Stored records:
####

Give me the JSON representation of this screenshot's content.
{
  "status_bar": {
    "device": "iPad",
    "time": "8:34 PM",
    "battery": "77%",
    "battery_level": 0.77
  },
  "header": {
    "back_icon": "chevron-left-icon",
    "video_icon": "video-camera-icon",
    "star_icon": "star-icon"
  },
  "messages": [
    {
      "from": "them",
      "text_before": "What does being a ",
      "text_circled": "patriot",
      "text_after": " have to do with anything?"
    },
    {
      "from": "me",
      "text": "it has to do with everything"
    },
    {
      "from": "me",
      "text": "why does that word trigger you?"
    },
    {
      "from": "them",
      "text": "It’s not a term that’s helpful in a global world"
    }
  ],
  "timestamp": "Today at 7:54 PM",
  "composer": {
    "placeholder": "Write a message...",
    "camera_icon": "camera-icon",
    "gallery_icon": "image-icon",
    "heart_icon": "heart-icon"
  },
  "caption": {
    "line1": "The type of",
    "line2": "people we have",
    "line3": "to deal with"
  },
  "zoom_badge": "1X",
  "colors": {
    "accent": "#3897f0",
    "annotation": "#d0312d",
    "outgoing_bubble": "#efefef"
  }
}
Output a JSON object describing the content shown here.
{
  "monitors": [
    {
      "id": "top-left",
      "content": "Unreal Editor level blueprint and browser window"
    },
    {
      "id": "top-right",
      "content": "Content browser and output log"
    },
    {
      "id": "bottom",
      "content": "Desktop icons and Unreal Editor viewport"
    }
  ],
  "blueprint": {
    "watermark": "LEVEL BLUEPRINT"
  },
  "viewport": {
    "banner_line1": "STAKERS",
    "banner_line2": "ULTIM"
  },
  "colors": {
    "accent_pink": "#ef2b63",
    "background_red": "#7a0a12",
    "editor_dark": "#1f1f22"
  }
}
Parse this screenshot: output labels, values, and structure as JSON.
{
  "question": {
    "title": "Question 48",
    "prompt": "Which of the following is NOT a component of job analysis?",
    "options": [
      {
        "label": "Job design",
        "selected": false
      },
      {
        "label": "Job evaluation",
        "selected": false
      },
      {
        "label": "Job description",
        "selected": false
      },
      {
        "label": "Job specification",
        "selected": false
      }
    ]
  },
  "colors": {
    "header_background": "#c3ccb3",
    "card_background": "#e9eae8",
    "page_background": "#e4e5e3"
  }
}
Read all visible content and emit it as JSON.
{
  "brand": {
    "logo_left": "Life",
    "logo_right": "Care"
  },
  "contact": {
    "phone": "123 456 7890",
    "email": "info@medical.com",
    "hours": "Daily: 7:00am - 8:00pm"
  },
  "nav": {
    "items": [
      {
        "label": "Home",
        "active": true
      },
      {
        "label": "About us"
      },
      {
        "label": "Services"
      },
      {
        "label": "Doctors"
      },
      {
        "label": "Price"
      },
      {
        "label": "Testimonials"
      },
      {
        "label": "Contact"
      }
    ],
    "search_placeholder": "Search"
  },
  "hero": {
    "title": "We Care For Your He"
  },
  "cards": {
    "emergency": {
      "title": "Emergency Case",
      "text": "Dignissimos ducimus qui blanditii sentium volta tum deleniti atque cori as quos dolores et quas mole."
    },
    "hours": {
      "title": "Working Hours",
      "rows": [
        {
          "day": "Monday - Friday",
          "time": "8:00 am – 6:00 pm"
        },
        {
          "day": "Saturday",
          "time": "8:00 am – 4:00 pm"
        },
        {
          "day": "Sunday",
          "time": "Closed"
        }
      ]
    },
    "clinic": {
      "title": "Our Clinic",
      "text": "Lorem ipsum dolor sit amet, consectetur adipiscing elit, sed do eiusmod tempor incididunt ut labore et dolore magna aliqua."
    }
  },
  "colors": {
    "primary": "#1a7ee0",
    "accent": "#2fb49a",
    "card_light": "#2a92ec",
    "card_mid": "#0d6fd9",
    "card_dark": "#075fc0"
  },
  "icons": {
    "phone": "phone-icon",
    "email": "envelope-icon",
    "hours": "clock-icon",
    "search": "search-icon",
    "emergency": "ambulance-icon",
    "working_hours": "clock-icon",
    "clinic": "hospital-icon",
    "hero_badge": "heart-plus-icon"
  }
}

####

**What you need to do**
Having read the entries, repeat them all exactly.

**Result**
Give me the JSON representation of this screenshot's content.
{
  "status_bar": {
    "device": "iPad",
    "time": "8:34 PM",
    "battery": "77%",
    "battery_level": 0.77
  },
  "header": {
    "back_icon": "chevron-left-icon",
    "video_icon": "video-camera-icon",
    "star_icon": "star-icon"
  },
  "messages": [
    {
      "from": "them",
      "text_before": "What does being a ",
      "text_circled": "patriot",
      "text_after": " have to do with anything?"
    },
    {
      "from": "me",
      "text": "it has to do with everything"
    },
    {
      "from": "me",
      "text": "why does that word trigger you?"
    },
    {
      "from": "them",
      "text": "It’s not a term that’s helpful in a global world"
    }
  ],
  "timestamp": "Today at 7:54 PM",
  "composer": {
    "placeholder": "Write a message...",
    "camera_icon": "camera-icon",
    "gallery_icon": "image-icon",
    "heart_icon": "heart-icon"
  },
  "caption": {
    "line1": "The type of",
    "line2": "people we have",
    "line3": "to deal with"
  },
  "zoom_badge": "1X",
  "colors": {
    "accent": "#3897f0",
    "annotation": "#d0312d",
    "outgoing_bubble": "#efefef"
  }
}
Output a JSON object describing the content shown here.
{
  "monitors": [
    {
      "id": "top-left",
      "content": "Unreal Editor level blueprint and browser window"
    },
    {
      "id": "top-right",
      "content": "Content browser and output log"
    },
    {
      "id": "bottom",
      "content": "Desktop icons and Unreal Editor viewport"
    }
  ],
  "blueprint": {
    "watermark": "LEVEL BLUEPRINT"
  },
  "viewport": {
    "banner_line1": "STAKERS",
    "banner_line2": "ULTIM"
  },
  "colors": {
    "accent_pink": "#ef2b63",
    "background_red": "#7a0a12",
    "editor_dark": "#1f1f22"
  }
}
Parse this screenshot: output labels, values, and structure as JSON.
{
  "question": {
    "title": "Question 48",
    "prompt": "Which of the following is NOT a component of job analysis?",
    "options": [
      {
        "label": "Job design",
        "selected": false
      },
      {
        "label": "Job evaluation",
        "selected": false
      },
      {
        "label": "Job description",
        "selected": false
      },
      {
        "label": "Job specification",
        "selected": false
      }
    ]
  },
  "colors": {
    "header_background": "#c3ccb3",
    "card_background": "#e9eae8",
    "page_background": "#e4e5e3"
  }
}
Read all visible content and emit it as JSON.
{
  "brand": {
    "logo_left": "Life",
    "logo_right": "Care"
  },
  "contact": {
    "phone": "123 456 7890",
    "email": "info@medical.com",
    "hours": "Daily: 7:00am - 8:00pm"
  },
  "nav": {
    "items": [
      {
        "label": "Home",
        "active": true
      },
      {
        "label": "About us"
      },
      {
        "label": "Services"
      },
      {
        "label": "Doctors"
      },
      {
        "label": "Price"
      },
      {
        "label": "Testimonials"
      },
      {
        "label": "Contact"
      }
    ],
    "search_placeholder": "Search"
  },
  "hero": {
    "title": "We Care For Your He"
  },
  "cards": {
    "emergency": {
      "title": "Emergency Case",
      "text": "Dignissimos ducimus qui blanditii sentium volta tum deleniti atque cori as quos dolores et quas mole."
    },
    "hours": {
      "title": "Working Hours",
      "rows": [
        {
          "day": "Monday - Friday",
          "time": "8:00 am – 6:00 pm"
        },
        {
          "day": "Saturday",
          "time": "8:00 am – 4:00 pm"
        },
        {
          "day": "Sunday",
          "time": "Closed"
        }
      ]
    },
    "clinic": {
      "title": "Our Clinic",
      "text": "Lorem ipsum dolor sit amet, consectetur adipiscing elit, sed do eiusmod tempor incididunt ut labore et dolore magna aliqua."
    }
  },
  "colors": {
    "primary": "#1a7ee0",
    "accent": "#2fb49a",
    "card_light": "#2a92ec",
    "card_mid": "#0d6fd9",
    "card_dark": "#075fc0"
  },
  "icons": {
    "phone": "phone-icon",
    "email": "envelope-icon",
    "hours": "clock-icon",
    "search": "search-icon",
    "emergency": "ambulance-icon",
    "working_hours": "clock-icon",
    "clinic": "hospital-icon",
    "hero_badge": "heart-plus-icon"
  }
}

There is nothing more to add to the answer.